• TASK REQUIREMENTS
Write out all of the entries exactly, please.

[Records drawn from a dataset]
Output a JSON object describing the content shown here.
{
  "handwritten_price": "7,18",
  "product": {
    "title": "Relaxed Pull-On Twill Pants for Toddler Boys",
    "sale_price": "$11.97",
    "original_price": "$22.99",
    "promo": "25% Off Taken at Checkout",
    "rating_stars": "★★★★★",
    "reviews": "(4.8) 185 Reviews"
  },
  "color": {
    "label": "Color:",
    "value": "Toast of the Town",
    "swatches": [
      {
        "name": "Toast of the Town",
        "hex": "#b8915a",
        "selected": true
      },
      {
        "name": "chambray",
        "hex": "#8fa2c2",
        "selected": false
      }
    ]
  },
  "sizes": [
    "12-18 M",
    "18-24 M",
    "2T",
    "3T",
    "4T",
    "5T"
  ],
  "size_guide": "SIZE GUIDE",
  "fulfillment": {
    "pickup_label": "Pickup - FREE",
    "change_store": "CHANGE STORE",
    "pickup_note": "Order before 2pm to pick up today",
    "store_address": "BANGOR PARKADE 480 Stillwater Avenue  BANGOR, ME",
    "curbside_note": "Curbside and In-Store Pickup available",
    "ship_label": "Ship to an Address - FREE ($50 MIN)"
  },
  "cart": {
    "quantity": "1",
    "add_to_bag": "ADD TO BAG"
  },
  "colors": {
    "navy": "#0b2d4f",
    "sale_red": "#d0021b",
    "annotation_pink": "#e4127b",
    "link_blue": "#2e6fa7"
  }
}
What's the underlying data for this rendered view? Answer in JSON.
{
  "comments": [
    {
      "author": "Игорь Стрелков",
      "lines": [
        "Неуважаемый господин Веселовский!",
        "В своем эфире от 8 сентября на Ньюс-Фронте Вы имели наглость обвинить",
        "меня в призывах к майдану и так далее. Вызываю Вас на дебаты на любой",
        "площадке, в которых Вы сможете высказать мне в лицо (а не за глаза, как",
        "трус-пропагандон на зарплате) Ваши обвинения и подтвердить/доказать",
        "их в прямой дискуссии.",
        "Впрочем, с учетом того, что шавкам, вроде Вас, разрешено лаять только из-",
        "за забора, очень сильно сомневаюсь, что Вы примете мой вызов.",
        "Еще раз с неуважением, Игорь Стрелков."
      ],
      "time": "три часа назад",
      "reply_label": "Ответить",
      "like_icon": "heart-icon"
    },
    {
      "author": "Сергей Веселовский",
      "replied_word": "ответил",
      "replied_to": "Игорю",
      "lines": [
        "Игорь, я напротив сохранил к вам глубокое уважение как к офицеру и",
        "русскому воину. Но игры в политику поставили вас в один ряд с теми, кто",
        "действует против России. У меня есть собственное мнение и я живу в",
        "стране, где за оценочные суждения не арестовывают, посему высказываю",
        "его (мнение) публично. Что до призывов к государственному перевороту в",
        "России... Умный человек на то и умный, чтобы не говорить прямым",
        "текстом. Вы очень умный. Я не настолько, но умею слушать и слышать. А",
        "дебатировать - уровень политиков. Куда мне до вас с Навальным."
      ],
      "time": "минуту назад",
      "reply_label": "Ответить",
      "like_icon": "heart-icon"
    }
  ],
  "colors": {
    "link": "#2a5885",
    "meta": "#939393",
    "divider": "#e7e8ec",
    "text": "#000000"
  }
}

• TASK RESULT
Output a JSON object describing the content shown here.
{
  "handwritten_price": "7,18",
  "product": {
    "title": "Relaxed Pull-On Twill Pants for Toddler Boys",
    "sale_price": "$11.97",
    "original_price": "$22.99",
    "promo": "25% Off Taken at Checkout",
    "rating_stars": "★★★★★",
    "reviews": "(4.8) 185 Reviews"
  },
  "color": {
    "label": "Color:",
    "value": "Toast of the Town",
    "swatches": [
      {
        "name": "Toast of the Town",
        "hex": "#b8915a",
        "selected": true
      },
      {
        "name": "chambray",
        "hex": "#8fa2c2",
        "selected": false
      }
    ]
  },
  "sizes": [
    "12-18 M",
    "18-24 M",
    "2T",
    "3T",
    "4T",
    "5T"
  ],
  "size_guide": "SIZE GUIDE",
  "fulfillment": {
    "pickup_label": "Pickup - FREE",
    "change_store": "CHANGE STORE",
    "pickup_note": "Order before 2pm to pick up today",
    "store_address": "BANGOR PARKADE 480 Stillwater Avenue  BANGOR, ME",
    "curbside_note": "Curbside and In-Store Pickup available",
    "ship_label": "Ship to an Address - FREE ($50 MIN)"
  },
  "cart": {
    "quantity": "1",
    "add_to_bag": "ADD TO BAG"
  },
  "colors": {
    "navy": "#0b2d4f",
    "sale_red": "#d0021b",
    "annotation_pink": "#e4127b",
    "link_blue": "#2e6fa7"
  }
}
What's the underlying data for this rendered view? Answer in JSON.
{
  "comments": [
    {
      "author": "Игорь Стрелков",
      "lines": [
        "Неуважаемый господин Веселовский!",
        "В своем эфире от 8 сентября на Ньюс-Фронте Вы имели наглость обвинить",
        "меня в призывах к майдану и так далее. Вызываю Вас на дебаты на любой",
        "площадке, в которых Вы сможете высказать мне в лицо (а не за глаза, как",
        "трус-пропагандон на зарплате) Ваши обвинения и подтвердить/доказать",
        "их в прямой дискуссии.",
        "Впрочем, с учетом того, что шавкам, вроде Вас, разрешено лаять только из-",
        "за забора, очень сильно сомневаюсь, что Вы примете мой вызов.",
        "Еще раз с неуважением, Игорь Стрелков."
      ],
      "time": "три часа назад",
      "reply_label": "Ответить",
      "like_icon": "heart-icon"
    },
    {
      "author": "Сергей Веселовский",
      "replied_word": "ответил",
      "replied_to": "Игорю",
      "lines": [
        "Игорь, я напротив сохранил к вам глубокое уважение как к офицеру и",
        "русскому воину. Но игры в политику поставили вас в один ряд с теми, кто",
        "действует против России. У меня есть собственное мнение и я живу в",
        "стране, где за оценочные суждения не арестовывают, посему высказываю",
        "его (мнение) публично. Что до призывов к государственному перевороту в",
        "России... Умный человек на то и умный, чтобы не говорить прямым",
        "текстом. Вы очень умный. Я не настолько, но умею слушать и слышать. А",
        "дебатировать - уровень политиков. Куда мне до вас с Навальным."
      ],
      "time": "минуту назад",
      "reply_label": "Ответить",
      "like_icon": "heart-icon"
    }
  ],
  "colors": {
    "link": "#2a5885",
    "meta": "#939393",
    "divider": "#e7e8ec",
    "text": "#000000"
  }
}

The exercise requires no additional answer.